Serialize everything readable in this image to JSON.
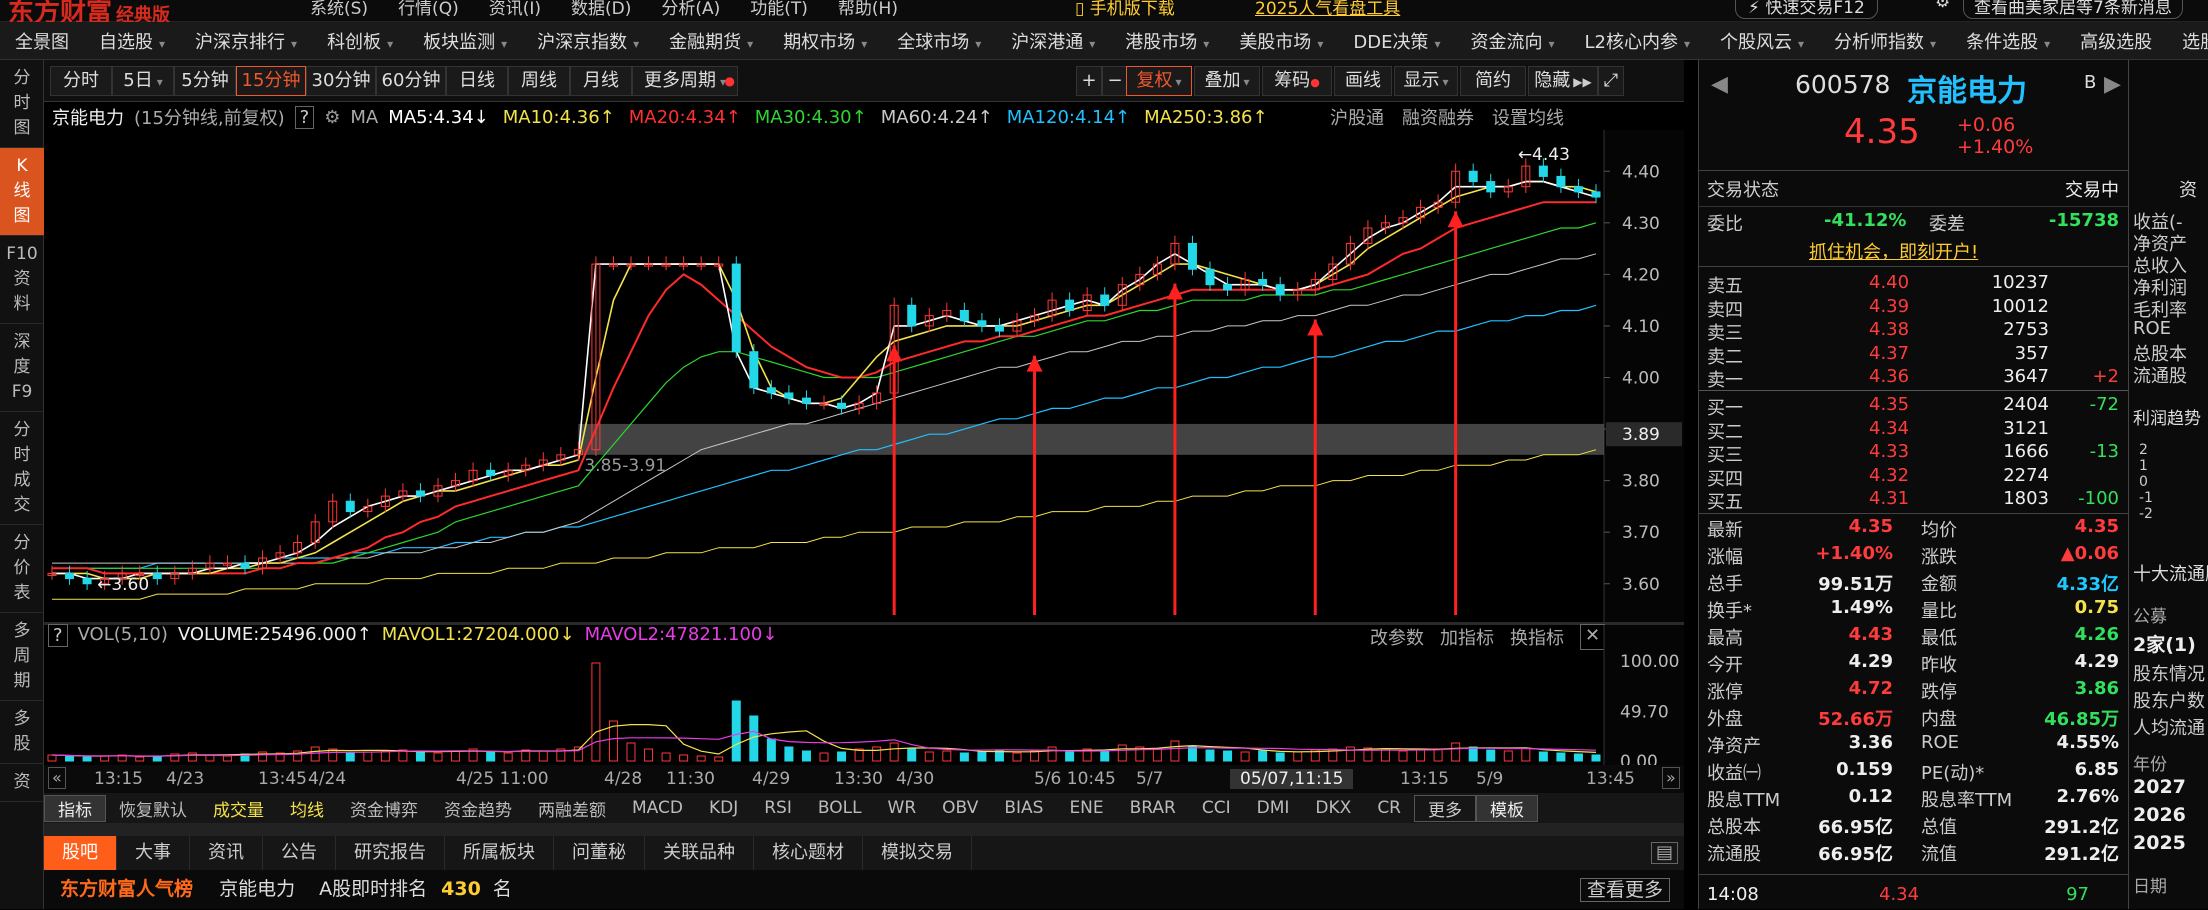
{
  "top": {
    "logo": "东方财富",
    "edition": "经典版",
    "menus": [
      "系统(S)",
      "行情(Q)",
      "资讯(I)",
      "数据(D)",
      "分析(A)",
      "功能(T)",
      "帮助(H)"
    ],
    "mobile": "手机版下载",
    "promo": "2025人气看盘工具",
    "quick_trade": "快速交易F12",
    "notice": "查看曲美家居等7条新消息"
  },
  "nav": [
    "全景图",
    "自选股",
    "沪深京排行",
    "科创板",
    "板块监测",
    "沪深京指数",
    "金融期货",
    "期权市场",
    "全球市场",
    "沪深港通",
    "港股市场",
    "美股市场",
    "DDE决策",
    "资金流向",
    "L2核心内参",
    "个股风云",
    "分析师指数",
    "条件选股",
    "高级选股",
    "选股器"
  ],
  "left_tabs": [
    {
      "label": "分\n时\n图"
    },
    {
      "label": "K\n线\n图",
      "active": true
    },
    {
      "label": "F10\n资\n料"
    },
    {
      "label": "深\n度\nF9"
    },
    {
      "label": "分\n时\n成\n交"
    },
    {
      "label": "分\n价\n表"
    },
    {
      "label": "多\n周\n期"
    },
    {
      "label": "多\n股"
    },
    {
      "label": "资"
    }
  ],
  "periods": [
    "分时",
    "5日",
    "5分钟",
    "15分钟",
    "30分钟",
    "60分钟",
    "日线",
    "周线",
    "月线",
    "更多周期"
  ],
  "active_period": "15分钟",
  "tools": [
    "+",
    "−",
    "复权",
    "叠加",
    "筹码",
    "画线",
    "显示",
    "简约",
    "隐藏"
  ],
  "chart_header": {
    "name": "京能电力",
    "desc": "(15分钟线,前复权)",
    "help": "?",
    "ma_label": "MA",
    "right_links": [
      "沪股通",
      "融资融券",
      "设置均线"
    ]
  },
  "ma_items": [
    {
      "text": "MA5:4.34",
      "arrow": "↓",
      "color": "#ffffff"
    },
    {
      "text": "MA10:4.36",
      "arrow": "↑",
      "color": "#f3e24a"
    },
    {
      "text": "MA20:4.34",
      "arrow": "↑",
      "color": "#ff3030"
    },
    {
      "text": "MA30:4.30",
      "arrow": "↑",
      "color": "#2fd52f"
    },
    {
      "text": "MA60:4.24",
      "arrow": "↑",
      "color": "#c8c8c8"
    },
    {
      "text": "MA120:4.14",
      "arrow": "↑",
      "color": "#23c0ff"
    },
    {
      "text": "MA250:3.86",
      "arrow": "↑",
      "color": "#f3e24a"
    }
  ],
  "chart_data": {
    "type": "line",
    "y_ticks": [
      "4.40",
      "4.30",
      "4.20",
      "4.10",
      "4.00",
      "3.90",
      "3.80",
      "3.70",
      "3.60"
    ],
    "ylim": [
      3.52,
      4.48
    ],
    "current_price_label": "3.89",
    "high_mark": "4.43",
    "low_mark": "3.60",
    "band_label": "3.85-3.91",
    "band": [
      3.85,
      3.91
    ],
    "dates": [
      "13:15",
      "4/23",
      "13:45",
      "4/24",
      "4/25 11:00",
      "4/28",
      "11:30",
      "4/29",
      "13:30",
      "4/30",
      "5/6 10:45",
      "5/7",
      "05/07,11:15",
      "13:15",
      "5/9",
      "13:45"
    ],
    "close": [
      3.62,
      3.61,
      3.6,
      3.61,
      3.62,
      3.62,
      3.61,
      3.62,
      3.63,
      3.64,
      3.64,
      3.63,
      3.65,
      3.66,
      3.68,
      3.72,
      3.76,
      3.74,
      3.75,
      3.77,
      3.78,
      3.77,
      3.79,
      3.8,
      3.82,
      3.81,
      3.82,
      3.83,
      3.84,
      3.85,
      3.86,
      4.22,
      4.22,
      4.22,
      4.22,
      4.22,
      4.22,
      4.22,
      4.22,
      4.05,
      3.98,
      3.97,
      3.96,
      3.95,
      3.95,
      3.94,
      3.95,
      3.97,
      4.14,
      4.1,
      4.12,
      4.13,
      4.11,
      4.1,
      4.09,
      4.11,
      4.12,
      4.15,
      4.13,
      4.16,
      4.14,
      4.18,
      4.2,
      4.22,
      4.26,
      4.21,
      4.18,
      4.17,
      4.19,
      4.18,
      4.16,
      4.17,
      4.19,
      4.22,
      4.26,
      4.29,
      4.3,
      4.31,
      4.33,
      4.34,
      4.4,
      4.38,
      4.36,
      4.37,
      4.41,
      4.39,
      4.37,
      4.36,
      4.35
    ],
    "ma5": [
      3.62,
      3.62,
      3.61,
      3.61,
      3.61,
      3.62,
      3.62,
      3.62,
      3.62,
      3.63,
      3.63,
      3.64,
      3.64,
      3.65,
      3.66,
      3.68,
      3.71,
      3.73,
      3.75,
      3.76,
      3.77,
      3.77,
      3.78,
      3.79,
      3.8,
      3.81,
      3.82,
      3.82,
      3.83,
      3.84,
      3.85,
      4.22,
      4.22,
      4.22,
      4.22,
      4.22,
      4.22,
      4.22,
      4.22,
      4.05,
      3.98,
      3.97,
      3.96,
      3.95,
      3.95,
      3.94,
      3.95,
      3.97,
      4.1,
      4.1,
      4.11,
      4.12,
      4.11,
      4.1,
      4.1,
      4.11,
      4.12,
      4.13,
      4.14,
      4.15,
      4.14,
      4.17,
      4.19,
      4.22,
      4.24,
      4.22,
      4.2,
      4.18,
      4.18,
      4.18,
      4.17,
      4.17,
      4.18,
      4.21,
      4.24,
      4.27,
      4.29,
      4.3,
      4.32,
      4.34,
      4.37,
      4.37,
      4.37,
      4.37,
      4.38,
      4.38,
      4.37,
      4.36,
      4.35
    ],
    "ma10": [
      3.62,
      3.62,
      3.62,
      3.61,
      3.61,
      3.61,
      3.62,
      3.62,
      3.62,
      3.62,
      3.63,
      3.63,
      3.64,
      3.64,
      3.65,
      3.66,
      3.68,
      3.7,
      3.72,
      3.74,
      3.76,
      3.77,
      3.78,
      3.78,
      3.79,
      3.8,
      3.81,
      3.82,
      3.83,
      3.83,
      3.84,
      4.0,
      4.15,
      4.22,
      4.22,
      4.22,
      4.22,
      4.22,
      4.22,
      4.15,
      4.05,
      3.98,
      3.96,
      3.95,
      3.95,
      3.96,
      4.0,
      4.04,
      4.07,
      4.08,
      4.09,
      4.1,
      4.1,
      4.1,
      4.1,
      4.1,
      4.11,
      4.12,
      4.13,
      4.14,
      4.14,
      4.16,
      4.18,
      4.2,
      4.22,
      4.22,
      4.21,
      4.2,
      4.19,
      4.18,
      4.17,
      4.17,
      4.18,
      4.2,
      4.22,
      4.25,
      4.27,
      4.29,
      4.31,
      4.33,
      4.35,
      4.36,
      4.37,
      4.37,
      4.38,
      4.38,
      4.37,
      4.37,
      4.36
    ],
    "ma20": [
      3.63,
      3.63,
      3.63,
      3.62,
      3.62,
      3.62,
      3.62,
      3.62,
      3.62,
      3.62,
      3.62,
      3.62,
      3.63,
      3.63,
      3.64,
      3.64,
      3.65,
      3.66,
      3.67,
      3.69,
      3.7,
      3.72,
      3.73,
      3.75,
      3.76,
      3.77,
      3.78,
      3.79,
      3.8,
      3.81,
      3.82,
      3.9,
      3.98,
      4.05,
      4.12,
      4.17,
      4.2,
      4.18,
      4.15,
      4.12,
      4.09,
      4.06,
      4.04,
      4.02,
      4.01,
      4.0,
      4.0,
      4.01,
      4.03,
      4.04,
      4.05,
      4.06,
      4.07,
      4.07,
      4.08,
      4.08,
      4.09,
      4.1,
      4.11,
      4.12,
      4.12,
      4.13,
      4.14,
      4.15,
      4.16,
      4.17,
      4.17,
      4.17,
      4.17,
      4.17,
      4.17,
      4.17,
      4.17,
      4.18,
      4.19,
      4.2,
      4.22,
      4.24,
      4.25,
      4.27,
      4.29,
      4.3,
      4.31,
      4.32,
      4.33,
      4.34,
      4.34,
      4.34,
      4.34
    ],
    "ma30": [
      3.63,
      3.63,
      3.63,
      3.63,
      3.63,
      3.63,
      3.63,
      3.63,
      3.63,
      3.63,
      3.63,
      3.63,
      3.63,
      3.63,
      3.64,
      3.64,
      3.64,
      3.65,
      3.66,
      3.67,
      3.68,
      3.69,
      3.7,
      3.72,
      3.73,
      3.74,
      3.75,
      3.76,
      3.77,
      3.78,
      3.79,
      3.83,
      3.87,
      3.91,
      3.95,
      3.99,
      4.02,
      4.04,
      4.05,
      4.05,
      4.04,
      4.03,
      4.02,
      4.01,
      4.0,
      4.0,
      4.0,
      4.0,
      4.01,
      4.02,
      4.03,
      4.04,
      4.05,
      4.06,
      4.07,
      4.08,
      4.08,
      4.09,
      4.1,
      4.11,
      4.11,
      4.12,
      4.13,
      4.13,
      4.14,
      4.15,
      4.15,
      4.15,
      4.15,
      4.16,
      4.16,
      4.16,
      4.16,
      4.17,
      4.17,
      4.18,
      4.19,
      4.2,
      4.21,
      4.22,
      4.23,
      4.24,
      4.25,
      4.26,
      4.27,
      4.28,
      4.29,
      4.29,
      4.3
    ],
    "ma60": [
      3.64,
      3.64,
      3.64,
      3.64,
      3.64,
      3.64,
      3.64,
      3.64,
      3.64,
      3.64,
      3.64,
      3.64,
      3.64,
      3.64,
      3.64,
      3.64,
      3.65,
      3.65,
      3.65,
      3.66,
      3.66,
      3.66,
      3.67,
      3.67,
      3.68,
      3.68,
      3.69,
      3.7,
      3.7,
      3.71,
      3.72,
      3.74,
      3.76,
      3.78,
      3.8,
      3.82,
      3.84,
      3.86,
      3.87,
      3.88,
      3.89,
      3.9,
      3.91,
      3.91,
      3.92,
      3.93,
      3.94,
      3.95,
      3.96,
      3.97,
      3.98,
      3.99,
      4.0,
      4.01,
      4.02,
      4.02,
      4.03,
      4.04,
      4.05,
      4.05,
      4.06,
      4.07,
      4.07,
      4.08,
      4.08,
      4.09,
      4.09,
      4.1,
      4.1,
      4.11,
      4.11,
      4.12,
      4.12,
      4.13,
      4.14,
      4.14,
      4.15,
      4.16,
      4.16,
      4.17,
      4.18,
      4.19,
      4.2,
      4.2,
      4.21,
      4.22,
      4.23,
      4.23,
      4.24
    ],
    "ma120": [
      3.63,
      3.63,
      3.63,
      3.63,
      3.63,
      3.63,
      3.64,
      3.64,
      3.64,
      3.64,
      3.64,
      3.64,
      3.64,
      3.65,
      3.65,
      3.65,
      3.65,
      3.66,
      3.66,
      3.66,
      3.67,
      3.67,
      3.67,
      3.68,
      3.68,
      3.69,
      3.69,
      3.7,
      3.7,
      3.71,
      3.71,
      3.72,
      3.73,
      3.74,
      3.75,
      3.76,
      3.77,
      3.78,
      3.79,
      3.8,
      3.81,
      3.82,
      3.82,
      3.83,
      3.84,
      3.85,
      3.86,
      3.86,
      3.87,
      3.88,
      3.89,
      3.89,
      3.9,
      3.91,
      3.92,
      3.92,
      3.93,
      3.94,
      3.94,
      3.95,
      3.96,
      3.96,
      3.97,
      3.98,
      3.98,
      3.99,
      4.0,
      4.0,
      4.01,
      4.02,
      4.02,
      4.03,
      4.04,
      4.04,
      4.05,
      4.06,
      4.07,
      4.07,
      4.08,
      4.09,
      4.09,
      4.1,
      4.11,
      4.11,
      4.12,
      4.12,
      4.13,
      4.13,
      4.14
    ],
    "ma250": [
      3.57,
      3.57,
      3.57,
      3.57,
      3.57,
      3.57,
      3.58,
      3.58,
      3.58,
      3.58,
      3.58,
      3.59,
      3.59,
      3.59,
      3.59,
      3.6,
      3.6,
      3.6,
      3.6,
      3.61,
      3.61,
      3.61,
      3.62,
      3.62,
      3.62,
      3.62,
      3.63,
      3.63,
      3.63,
      3.64,
      3.64,
      3.64,
      3.65,
      3.65,
      3.65,
      3.66,
      3.66,
      3.66,
      3.67,
      3.67,
      3.67,
      3.68,
      3.68,
      3.68,
      3.69,
      3.69,
      3.7,
      3.7,
      3.7,
      3.71,
      3.71,
      3.71,
      3.72,
      3.72,
      3.72,
      3.73,
      3.73,
      3.74,
      3.74,
      3.74,
      3.75,
      3.75,
      3.75,
      3.76,
      3.76,
      3.77,
      3.77,
      3.77,
      3.78,
      3.78,
      3.79,
      3.79,
      3.79,
      3.8,
      3.8,
      3.81,
      3.81,
      3.81,
      3.82,
      3.82,
      3.83,
      3.83,
      3.83,
      3.84,
      3.84,
      3.85,
      3.85,
      3.85,
      3.86
    ],
    "arrows_at": [
      48,
      56,
      64,
      72,
      80
    ],
    "vol": [
      6,
      5,
      4,
      5,
      6,
      4,
      5,
      7,
      8,
      6,
      5,
      7,
      9,
      8,
      10,
      14,
      12,
      8,
      9,
      10,
      11,
      9,
      8,
      10,
      12,
      9,
      8,
      11,
      10,
      12,
      14,
      98,
      40,
      18,
      12,
      8,
      6,
      5,
      4,
      60,
      45,
      22,
      14,
      10,
      8,
      9,
      12,
      14,
      18,
      12,
      9,
      10,
      8,
      9,
      11,
      8,
      10,
      14,
      9,
      12,
      10,
      16,
      14,
      12,
      20,
      15,
      11,
      10,
      9,
      10,
      8,
      9,
      11,
      12,
      14,
      13,
      12,
      10,
      11,
      12,
      18,
      14,
      11,
      10,
      13,
      9,
      8,
      7,
      6
    ],
    "vol_axis": [
      "100.00",
      "49.70",
      "0.00"
    ]
  },
  "vol_header": {
    "label": "VOL(5,10)",
    "volume": "VOLUME:25496.000",
    "mavol1": "MAVOL1:27204.000",
    "mavol2": "MAVOL2:47821.100",
    "right_links": [
      "改参数",
      "加指标",
      "换指标"
    ]
  },
  "indicators": [
    "指标",
    "恢复默认",
    "成交量",
    "均线",
    "资金博弈",
    "资金趋势",
    "两融差额",
    "MACD",
    "KDJ",
    "RSI",
    "BOLL",
    "WR",
    "OBV",
    "BIAS",
    "ENE",
    "BRAR",
    "CCI",
    "DMI",
    "DKX",
    "CR",
    "更多",
    "模板"
  ],
  "bottom_tabs": [
    "股吧",
    "大事",
    "资讯",
    "公告",
    "研究报告",
    "所属板块",
    "问董秘",
    "关联品种",
    "核心题材",
    "模拟交易"
  ],
  "bottom_strip": {
    "brand": "东方财富人气榜",
    "stock": "京能电力",
    "rank_label": "A股即时排名",
    "rank": "430",
    "rank_unit": "名",
    "more": "查看更多"
  },
  "quote": {
    "code": "600578",
    "name": "京能电力",
    "price": "4.35",
    "chg": "+0.06",
    "pct": "+1.40%",
    "b": "B",
    "status_label": "交易状态",
    "status": "交易中",
    "weibi_label": "委比",
    "weibi": "-41.12%",
    "weicha_label": "委差",
    "weicha": "-15738",
    "open_account": "抓住机会，即刻开户!"
  },
  "asks": [
    {
      "label": "卖五",
      "price": "4.40",
      "vol": "10237",
      "diff": ""
    },
    {
      "label": "卖四",
      "price": "4.39",
      "vol": "10012",
      "diff": ""
    },
    {
      "label": "卖三",
      "price": "4.38",
      "vol": "2753",
      "diff": ""
    },
    {
      "label": "卖二",
      "price": "4.37",
      "vol": "357",
      "diff": ""
    },
    {
      "label": "卖一",
      "price": "4.36",
      "vol": "3647",
      "diff": "+2"
    }
  ],
  "bids": [
    {
      "label": "买一",
      "price": "4.35",
      "vol": "2404",
      "diff": "-72"
    },
    {
      "label": "买二",
      "price": "4.34",
      "vol": "3121",
      "diff": ""
    },
    {
      "label": "买三",
      "price": "4.33",
      "vol": "1666",
      "diff": "-13"
    },
    {
      "label": "买四",
      "price": "4.32",
      "vol": "2274",
      "diff": ""
    },
    {
      "label": "买五",
      "price": "4.31",
      "vol": "1803",
      "diff": "-100"
    }
  ],
  "stats": [
    [
      {
        "l": "最新",
        "v": "4.35",
        "c": "red"
      },
      {
        "l": "均价",
        "v": "4.35",
        "c": "red"
      }
    ],
    [
      {
        "l": "涨幅",
        "v": "+1.40%",
        "c": "red"
      },
      {
        "l": "涨跌",
        "v": "▲0.06",
        "c": "red"
      }
    ],
    [
      {
        "l": "总手",
        "v": "99.51万",
        "c": "white"
      },
      {
        "l": "金额",
        "v": "4.33亿",
        "c": "cyan"
      }
    ],
    [
      {
        "l": "换手*",
        "v": "1.49%",
        "c": "white"
      },
      {
        "l": "量比",
        "v": "0.75",
        "c": "yellow"
      }
    ],
    [
      {
        "l": "最高",
        "v": "4.43",
        "c": "red"
      },
      {
        "l": "最低",
        "v": "4.26",
        "c": "green"
      }
    ],
    [
      {
        "l": "今开",
        "v": "4.29",
        "c": "white"
      },
      {
        "l": "昨收",
        "v": "4.29",
        "c": "white"
      }
    ],
    [
      {
        "l": "涨停",
        "v": "4.72",
        "c": "red"
      },
      {
        "l": "跌停",
        "v": "3.86",
        "c": "green"
      }
    ],
    [
      {
        "l": "外盘",
        "v": "52.66万",
        "c": "red"
      },
      {
        "l": "内盘",
        "v": "46.85万",
        "c": "green"
      }
    ],
    [
      {
        "l": "净资产",
        "v": "3.36",
        "c": "white"
      },
      {
        "l": "ROE",
        "v": "4.55%",
        "c": "white"
      }
    ],
    [
      {
        "l": "收益㈠",
        "v": "0.159",
        "c": "white"
      },
      {
        "l": "PE(动)*",
        "v": "6.85",
        "c": "white"
      }
    ],
    [
      {
        "l": "股息TTM",
        "v": "0.12",
        "c": "white"
      },
      {
        "l": "股息率TTM",
        "v": "2.76%",
        "c": "white"
      }
    ],
    [
      {
        "l": "总股本",
        "v": "66.95亿",
        "c": "white"
      },
      {
        "l": "总值",
        "v": "291.2亿",
        "c": "white"
      }
    ],
    [
      {
        "l": "流通股",
        "v": "66.95亿",
        "c": "white"
      },
      {
        "l": "流值",
        "v": "291.2亿",
        "c": "white"
      }
    ]
  ],
  "tick": {
    "time": "14:08",
    "price": "4.34",
    "vol": "97"
  },
  "far_panel": {
    "head": "资",
    "items": [
      "收益(-",
      "净资产",
      "总收入",
      "净利润",
      "毛利率",
      "ROE",
      "总股本",
      "流通股"
    ],
    "profit": "利润趋势",
    "axis": [
      "2",
      "1",
      "0",
      "-1",
      "-2"
    ],
    "top10": "十大流通股",
    "gonggao": "公募",
    "jia": "2家(1)",
    "gd": [
      "股东情况",
      "股东户数",
      "人均流通"
    ],
    "years_label": "年份",
    "years": [
      "2027",
      "2026",
      "2025"
    ],
    "date": "日期"
  }
}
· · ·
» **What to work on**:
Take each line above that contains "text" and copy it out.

» **Exercise result**:
      "text": "MA5:4.34",
      "text": "MA10:4.36",
      "text": "MA20:4.34",
      "text": "MA30:4.30",
      "text": "MA60:4.24",
      "text": "MA120:4.14",
      "text": "MA250:3.86",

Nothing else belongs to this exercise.